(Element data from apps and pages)
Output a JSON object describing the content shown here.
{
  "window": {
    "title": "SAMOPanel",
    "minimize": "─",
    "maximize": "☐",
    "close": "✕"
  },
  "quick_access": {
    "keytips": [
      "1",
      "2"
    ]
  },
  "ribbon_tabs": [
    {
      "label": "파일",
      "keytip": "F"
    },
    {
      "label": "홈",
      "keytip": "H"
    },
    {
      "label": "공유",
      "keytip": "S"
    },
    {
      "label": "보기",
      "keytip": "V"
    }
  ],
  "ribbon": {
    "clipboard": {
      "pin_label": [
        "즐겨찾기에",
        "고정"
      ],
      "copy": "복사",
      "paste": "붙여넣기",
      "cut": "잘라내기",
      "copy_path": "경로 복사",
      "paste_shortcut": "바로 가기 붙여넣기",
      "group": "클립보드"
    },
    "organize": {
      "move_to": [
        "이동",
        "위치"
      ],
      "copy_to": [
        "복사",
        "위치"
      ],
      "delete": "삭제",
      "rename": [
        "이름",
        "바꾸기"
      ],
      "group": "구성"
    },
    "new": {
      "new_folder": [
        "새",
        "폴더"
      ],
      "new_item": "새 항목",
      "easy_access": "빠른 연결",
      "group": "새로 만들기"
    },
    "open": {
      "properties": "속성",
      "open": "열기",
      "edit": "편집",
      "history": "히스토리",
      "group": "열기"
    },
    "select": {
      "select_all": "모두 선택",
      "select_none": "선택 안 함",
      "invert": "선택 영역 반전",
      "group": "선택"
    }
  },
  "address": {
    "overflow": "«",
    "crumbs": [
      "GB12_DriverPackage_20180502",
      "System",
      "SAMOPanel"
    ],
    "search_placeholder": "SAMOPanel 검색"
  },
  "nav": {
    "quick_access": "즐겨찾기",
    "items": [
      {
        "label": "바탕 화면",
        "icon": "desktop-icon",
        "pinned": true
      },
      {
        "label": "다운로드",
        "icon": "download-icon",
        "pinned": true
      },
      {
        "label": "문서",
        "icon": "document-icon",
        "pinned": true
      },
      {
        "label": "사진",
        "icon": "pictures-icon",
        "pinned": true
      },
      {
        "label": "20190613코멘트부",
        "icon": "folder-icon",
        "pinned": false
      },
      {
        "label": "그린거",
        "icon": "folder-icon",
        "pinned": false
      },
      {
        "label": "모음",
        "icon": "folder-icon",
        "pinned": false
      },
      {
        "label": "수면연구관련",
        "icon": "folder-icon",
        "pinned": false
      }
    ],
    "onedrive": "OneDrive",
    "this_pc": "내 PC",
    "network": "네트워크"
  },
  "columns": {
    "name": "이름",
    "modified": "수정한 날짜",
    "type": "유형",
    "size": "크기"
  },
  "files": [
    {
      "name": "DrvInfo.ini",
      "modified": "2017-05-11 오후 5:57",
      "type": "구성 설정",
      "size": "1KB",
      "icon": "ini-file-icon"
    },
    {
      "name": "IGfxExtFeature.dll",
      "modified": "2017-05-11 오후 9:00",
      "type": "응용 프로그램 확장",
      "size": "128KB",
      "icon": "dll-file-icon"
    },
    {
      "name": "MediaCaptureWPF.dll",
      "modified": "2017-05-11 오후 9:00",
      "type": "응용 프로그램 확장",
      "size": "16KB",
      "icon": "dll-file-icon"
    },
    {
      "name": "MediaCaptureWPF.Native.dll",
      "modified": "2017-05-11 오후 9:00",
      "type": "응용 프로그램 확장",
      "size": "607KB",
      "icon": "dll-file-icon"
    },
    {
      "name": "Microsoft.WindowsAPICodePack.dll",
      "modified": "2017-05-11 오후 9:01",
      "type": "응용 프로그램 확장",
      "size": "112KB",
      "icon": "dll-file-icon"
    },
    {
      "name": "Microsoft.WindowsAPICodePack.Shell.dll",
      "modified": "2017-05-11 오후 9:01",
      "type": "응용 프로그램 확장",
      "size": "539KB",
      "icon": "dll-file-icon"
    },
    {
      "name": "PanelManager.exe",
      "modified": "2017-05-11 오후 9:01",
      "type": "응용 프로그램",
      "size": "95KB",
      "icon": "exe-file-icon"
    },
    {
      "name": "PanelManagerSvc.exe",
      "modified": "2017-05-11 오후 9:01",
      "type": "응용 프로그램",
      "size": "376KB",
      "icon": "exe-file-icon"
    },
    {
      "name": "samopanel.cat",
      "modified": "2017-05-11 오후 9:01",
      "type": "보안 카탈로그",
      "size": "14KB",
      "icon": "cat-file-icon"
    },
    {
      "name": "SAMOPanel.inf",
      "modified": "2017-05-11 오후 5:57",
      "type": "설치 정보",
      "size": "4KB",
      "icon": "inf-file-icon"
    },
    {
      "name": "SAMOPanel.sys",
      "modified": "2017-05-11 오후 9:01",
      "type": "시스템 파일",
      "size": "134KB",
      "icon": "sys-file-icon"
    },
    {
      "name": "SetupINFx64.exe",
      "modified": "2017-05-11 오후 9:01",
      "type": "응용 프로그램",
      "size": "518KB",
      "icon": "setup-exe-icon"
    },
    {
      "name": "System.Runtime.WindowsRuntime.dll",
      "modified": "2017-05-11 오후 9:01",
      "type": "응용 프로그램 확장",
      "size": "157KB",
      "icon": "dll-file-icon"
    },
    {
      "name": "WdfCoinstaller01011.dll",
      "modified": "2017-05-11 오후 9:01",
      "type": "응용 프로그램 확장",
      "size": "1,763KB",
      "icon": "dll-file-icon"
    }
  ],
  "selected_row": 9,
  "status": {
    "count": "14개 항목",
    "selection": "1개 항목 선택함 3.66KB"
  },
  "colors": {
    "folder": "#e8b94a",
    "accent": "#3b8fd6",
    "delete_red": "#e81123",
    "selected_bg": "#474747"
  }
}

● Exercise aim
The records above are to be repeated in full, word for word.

● Answer to this problem
Output a JSON object describing the content shown here.
{
  "window": {
    "title": "SAMOPanel",
    "minimize": "─",
    "maximize": "☐",
    "close": "✕"
  },
  "quick_access": {
    "keytips": [
      "1",
      "2"
    ]
  },
  "ribbon_tabs": [
    {
      "label": "파일",
      "keytip": "F"
    },
    {
      "label": "홈",
      "keytip": "H"
    },
    {
      "label": "공유",
      "keytip": "S"
    },
    {
      "label": "보기",
      "keytip": "V"
    }
  ],
  "ribbon": {
    "clipboard": {
      "pin_label": [
        "즐겨찾기에",
        "고정"
      ],
      "copy": "복사",
      "paste": "붙여넣기",
      "cut": "잘라내기",
      "copy_path": "경로 복사",
      "paste_shortcut": "바로 가기 붙여넣기",
      "group": "클립보드"
    },
    "organize": {
      "move_to": [
        "이동",
        "위치"
      ],
      "copy_to": [
        "복사",
        "위치"
      ],
      "delete": "삭제",
      "rename": [
        "이름",
        "바꾸기"
      ],
      "group": "구성"
    },
    "new": {
      "new_folder": [
        "새",
        "폴더"
      ],
      "new_item": "새 항목",
      "easy_access": "빠른 연결",
      "group": "새로 만들기"
    },
    "open": {
      "properties": "속성",
      "open": "열기",
      "edit": "편집",
      "history": "히스토리",
      "group": "열기"
    },
    "select": {
      "select_all": "모두 선택",
      "select_none": "선택 안 함",
      "invert": "선택 영역 반전",
      "group": "선택"
    }
  },
  "address": {
    "overflow": "«",
    "crumbs": [
      "GB12_DriverPackage_20180502",
      "System",
      "SAMOPanel"
    ],
    "search_placeholder": "SAMOPanel 검색"
  },
  "nav": {
    "quick_access": "즐겨찾기",
    "items": [
      {
        "label": "바탕 화면",
        "icon": "desktop-icon",
        "pinned": true
      },
      {
        "label": "다운로드",
        "icon": "download-icon",
        "pinned": true
      },
      {
        "label": "문서",
        "icon": "document-icon",
        "pinned": true
      },
      {
        "label": "사진",
        "icon": "pictures-icon",
        "pinned": true
      },
      {
        "label": "20190613코멘트부",
        "icon": "folder-icon",
        "pinned": false
      },
      {
        "label": "그린거",
        "icon": "folder-icon",
        "pinned": false
      },
      {
        "label": "모음",
        "icon": "folder-icon",
        "pinned": false
      },
      {
        "label": "수면연구관련",
        "icon": "folder-icon",
        "pinned": false
      }
    ],
    "onedrive": "OneDrive",
    "this_pc": "내 PC",
    "network": "네트워크"
  },
  "columns": {
    "name": "이름",
    "modified": "수정한 날짜",
    "type": "유형",
    "size": "크기"
  },
  "files": [
    {
      "name": "DrvInfo.ini",
      "modified": "2017-05-11 오후 5:57",
      "type": "구성 설정",
      "size": "1KB",
      "icon": "ini-file-icon"
    },
    {
      "name": "IGfxExtFeature.dll",
      "modified": "2017-05-11 오후 9:00",
      "type": "응용 프로그램 확장",
      "size": "128KB",
      "icon": "dll-file-icon"
    },
    {
      "name": "MediaCaptureWPF.dll",
      "modified": "2017-05-11 오후 9:00",
      "type": "응용 프로그램 확장",
      "size": "16KB",
      "icon": "dll-file-icon"
    },
    {
      "name": "MediaCaptureWPF.Native.dll",
      "modified": "2017-05-11 오후 9:00",
      "type": "응용 프로그램 확장",
      "size": "607KB",
      "icon": "dll-file-icon"
    },
    {
      "name": "Microsoft.WindowsAPICodePack.dll",
      "modified": "2017-05-11 오후 9:01",
      "type": "응용 프로그램 확장",
      "size": "112KB",
      "icon": "dll-file-icon"
    },
    {
      "name": "Microsoft.WindowsAPICodePack.Shell.dll",
      "modified": "2017-05-11 오후 9:01",
      "type": "응용 프로그램 확장",
      "size": "539KB",
      "icon": "dll-file-icon"
    },
    {
      "name": "PanelManager.exe",
      "modified": "2017-05-11 오후 9:01",
      "type": "응용 프로그램",
      "size": "95KB",
      "icon": "exe-file-icon"
    },
    {
      "name": "PanelManagerSvc.exe",
      "modified": "2017-05-11 오후 9:01",
      "type": "응용 프로그램",
      "size": "376KB",
      "icon": "exe-file-icon"
    },
    {
      "name": "samopanel.cat",
      "modified": "2017-05-11 오후 9:01",
      "type": "보안 카탈로그",
      "size": "14KB",
      "icon": "cat-file-icon"
    },
    {
      "name": "SAMOPanel.inf",
      "modified": "2017-05-11 오후 5:57",
      "type": "설치 정보",
      "size": "4KB",
      "icon": "inf-file-icon"
    },
    {
      "name": "SAMOPanel.sys",
      "modified": "2017-05-11 오후 9:01",
      "type": "시스템 파일",
      "size": "134KB",
      "icon": "sys-file-icon"
    },
    {
      "name": "SetupINFx64.exe",
      "modified": "2017-05-11 오후 9:01",
      "type": "응용 프로그램",
      "size": "518KB",
      "icon": "setup-exe-icon"
    },
    {
      "name": "System.Runtime.WindowsRuntime.dll",
      "modified": "2017-05-11 오후 9:01",
      "type": "응용 프로그램 확장",
      "size": "157KB",
      "icon": "dll-file-icon"
    },
    {
      "name": "WdfCoinstaller01011.dll",
      "modified": "2017-05-11 오후 9:01",
      "type": "응용 프로그램 확장",
      "size": "1,763KB",
      "icon": "dll-file-icon"
    }
  ],
  "selected_row": 9,
  "status": {
    "count": "14개 항목",
    "selection": "1개 항목 선택함 3.66KB"
  },
  "colors": {
    "folder": "#e8b94a",
    "accent": "#3b8fd6",
    "delete_red": "#e81123",
    "selected_bg": "#474747"
  }
}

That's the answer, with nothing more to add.